Curiously, in looking back at this article for the first time in many years I see that Berger doesn’t use the word “guilt” though my memory has long associated the word with this piece. Feelings of “guilt” are certainly one of the things Berger is referring to. Starting with having read this piece by Berger 25 years ago, I have come to believe deeply that guilt is a terribly negative emotion (or disposition). When we provoke feelings of guilt in people whom we fancy we are educating, it is the guilt that becomes the object of attention, not the issue you are trying to bring attention to. Guilt has two relatively simple solutions: penance and denial – neither of which necessarily has anything to do with changing things that are wrong with society. Using guilt gives people the terribly easy out of displacing their discomfort (or “shock” or horror or grief) from the cause of that discomfort to the more private domain of ones feelings (of guilt). And so, not only does guilt displace attention, it can further obscure that which needs changed.Remember Cassandra? Cursed by Apollo to speak the truth and yet be ignored? This ancient myth could be an early warning about the efficacy of making people feel bad as a means of getting them to change. Cassandra’s truth was met with denial. (Oddly, people today use the term “Cassandra” as a synonym for doomsayer. And, ironically, should you call someone a Cassandra, you’re simultaneously recognizing that they are speaking truth and planning to disbelieve that truth. Calling someone a Cassandra is about as useful as poking yourself in the eye. So is guilt.

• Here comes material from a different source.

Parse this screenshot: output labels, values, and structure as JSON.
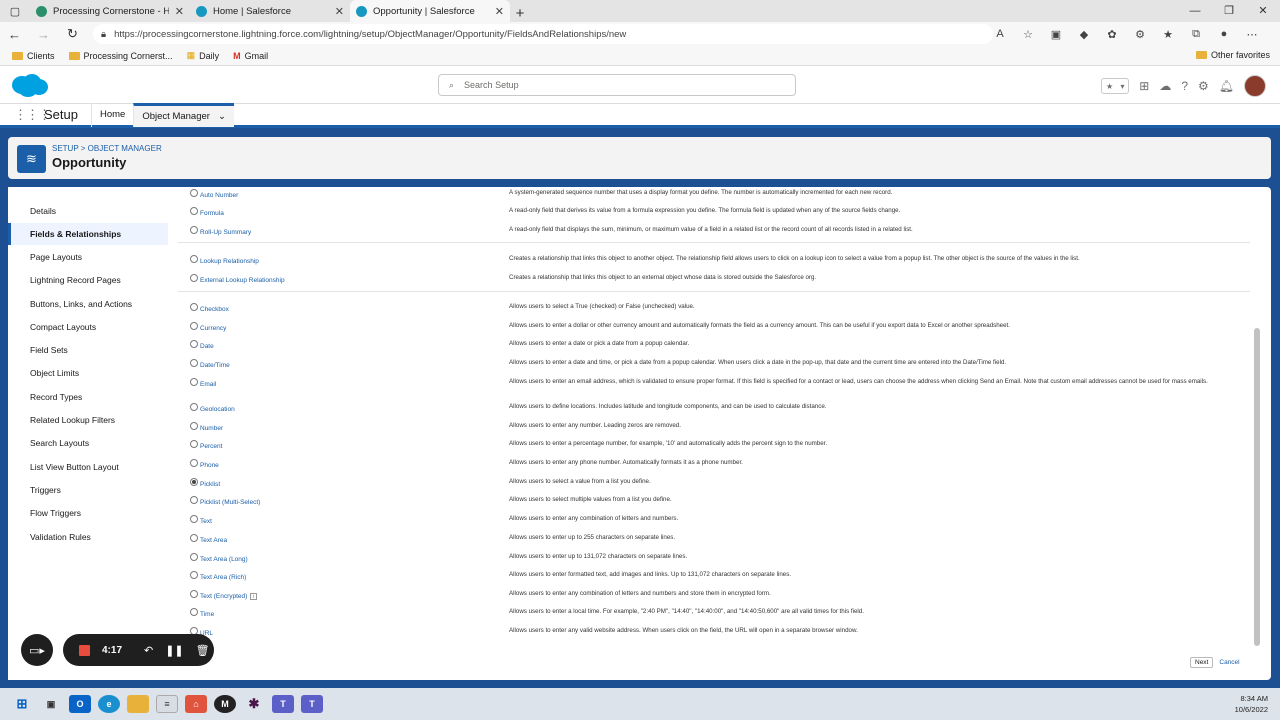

Saturday, April 02, 2005
AND A HORSE CAME BACK
Once upon a time there lived a poor farmer who lived alone with his one son. They were poor and lived a hard life. One day their only horse ran away. Their fellow villagers lamented saying, “What will you do now? That was your only horse. How will you farm your land. You are so unlucky.”
To this the poor farmer said, “We’ll see.”
A few days later the farmer’s horse came back bringing with it a wild horse. And the villagers said, “Now you have two horses to work your land. You’re so lucky!”
And the farmer said, “We’ll see.”
The next day the farmer’s son was taming the wild horse when he was thrown from her back and broke his leg. And the villagers said, “Now who will help you work your land? That is your only son. How unlucky.”
And the farmer said, “We’ll see.”
A few days later the army came through town. They were there to draft all the able-bodied young men to fight in a distant war for their emperor. All the young men of the village, except for the poor farmer’s injured boy, were taken away. The villagers watched as their children were taken away. They looked at the poor farmer and his boy and said, “You’re so lucky.”And the farmer said, “We’ll see.”